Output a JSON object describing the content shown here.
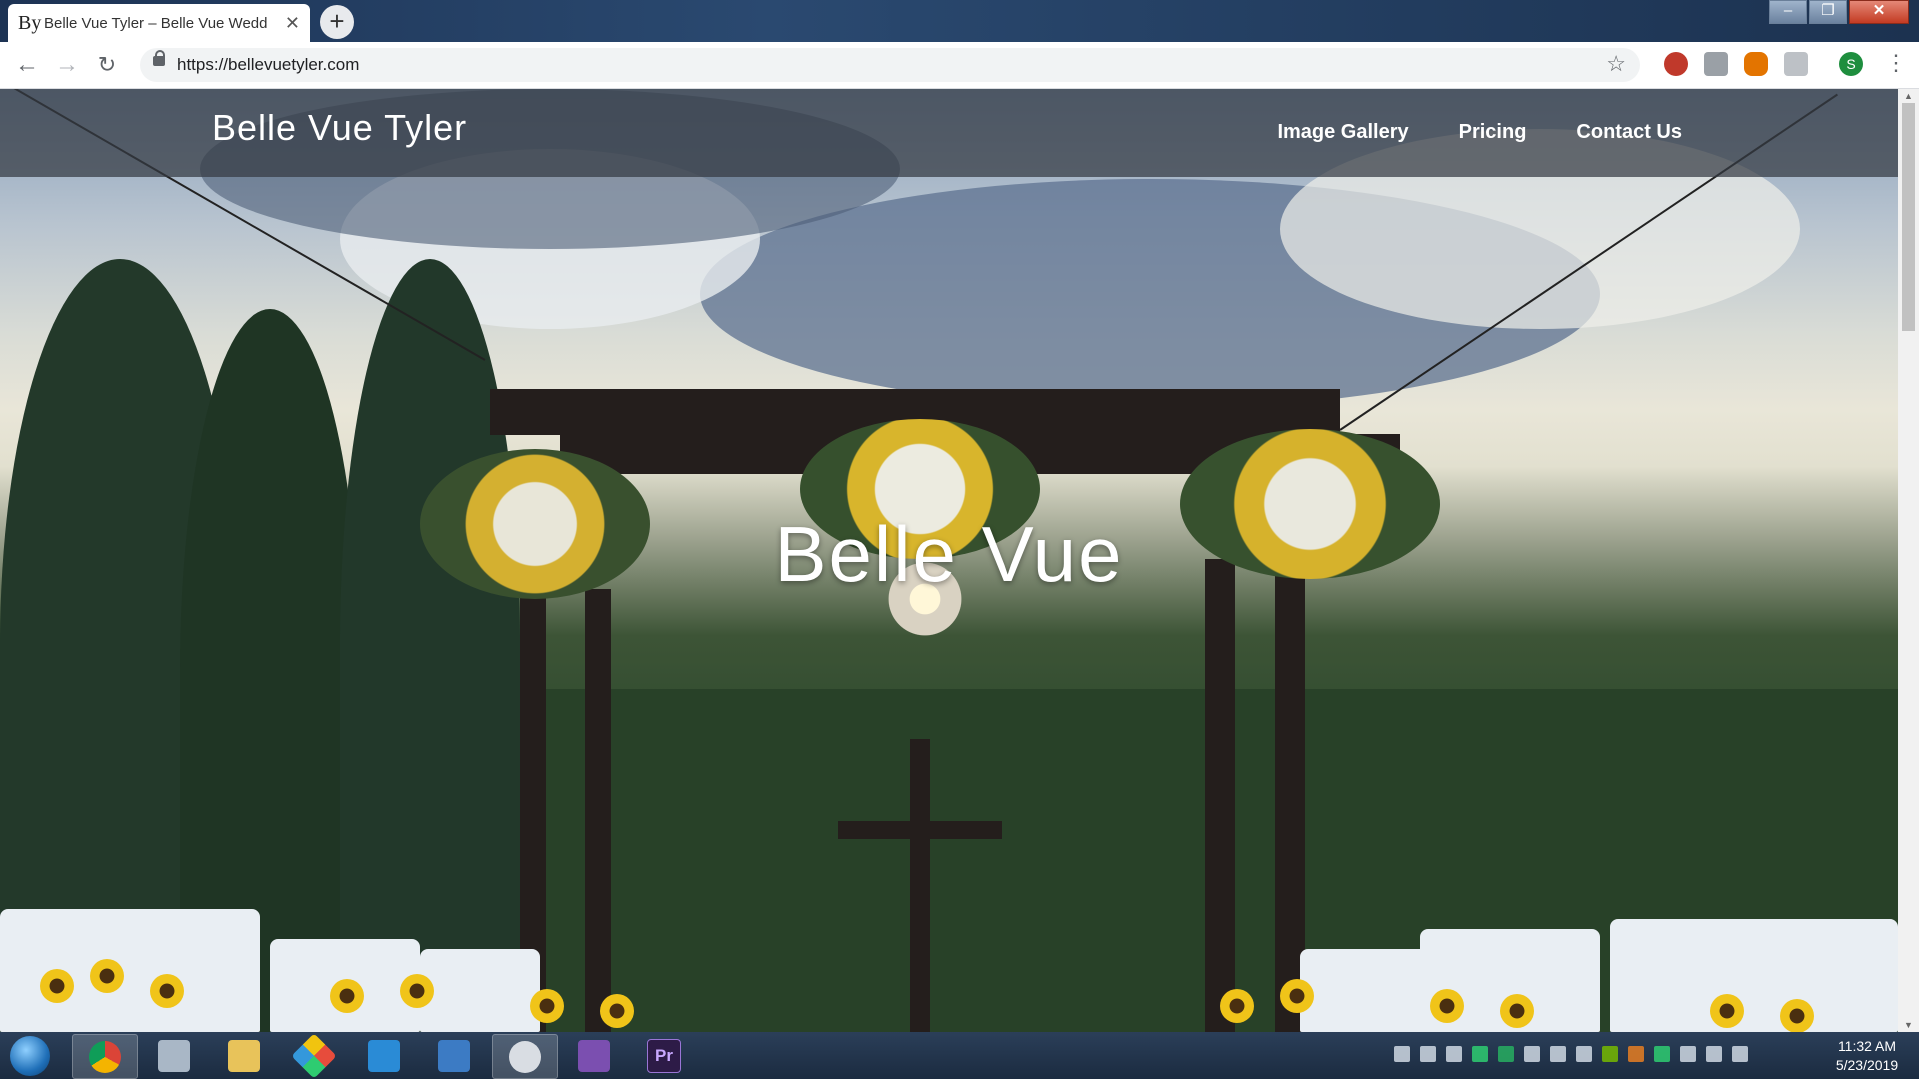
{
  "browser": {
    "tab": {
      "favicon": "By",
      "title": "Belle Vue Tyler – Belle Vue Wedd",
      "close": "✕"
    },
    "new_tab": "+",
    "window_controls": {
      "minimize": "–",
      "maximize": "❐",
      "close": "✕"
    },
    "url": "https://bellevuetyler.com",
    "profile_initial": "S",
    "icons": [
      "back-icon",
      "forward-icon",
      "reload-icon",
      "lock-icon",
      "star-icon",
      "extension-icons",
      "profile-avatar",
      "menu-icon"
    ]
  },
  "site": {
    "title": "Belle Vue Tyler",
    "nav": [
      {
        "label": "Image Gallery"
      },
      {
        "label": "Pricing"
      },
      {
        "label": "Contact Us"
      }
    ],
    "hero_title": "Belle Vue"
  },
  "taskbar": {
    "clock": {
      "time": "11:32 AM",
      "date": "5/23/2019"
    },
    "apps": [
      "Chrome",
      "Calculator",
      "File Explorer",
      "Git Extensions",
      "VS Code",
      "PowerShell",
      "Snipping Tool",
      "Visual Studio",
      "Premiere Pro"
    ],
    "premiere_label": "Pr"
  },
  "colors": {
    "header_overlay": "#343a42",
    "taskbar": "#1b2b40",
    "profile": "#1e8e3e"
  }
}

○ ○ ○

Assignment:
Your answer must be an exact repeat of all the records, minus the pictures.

Solution to the problem:
Output a JSON object describing the content shown here.
{
  "browser": {
    "tab": {
      "favicon": "By",
      "title": "Belle Vue Tyler – Belle Vue Wedd",
      "close": "✕"
    },
    "new_tab": "+",
    "window_controls": {
      "minimize": "–",
      "maximize": "❐",
      "close": "✕"
    },
    "url": "https://bellevuetyler.com",
    "profile_initial": "S",
    "icons": [
      "back-icon",
      "forward-icon",
      "reload-icon",
      "lock-icon",
      "star-icon",
      "extension-icons",
      "profile-avatar",
      "menu-icon"
    ]
  },
  "site": {
    "title": "Belle Vue Tyler",
    "nav": [
      {
        "label": "Image Gallery"
      },
      {
        "label": "Pricing"
      },
      {
        "label": "Contact Us"
      }
    ],
    "hero_title": "Belle Vue"
  },
  "taskbar": {
    "clock": {
      "time": "11:32 AM",
      "date": "5/23/2019"
    },
    "apps": [
      "Chrome",
      "Calculator",
      "File Explorer",
      "Git Extensions",
      "VS Code",
      "PowerShell",
      "Snipping Tool",
      "Visual Studio",
      "Premiere Pro"
    ],
    "premiere_label": "Pr"
  },
  "colors": {
    "header_overlay": "#343a42",
    "taskbar": "#1b2b40",
    "profile": "#1e8e3e"
  }
}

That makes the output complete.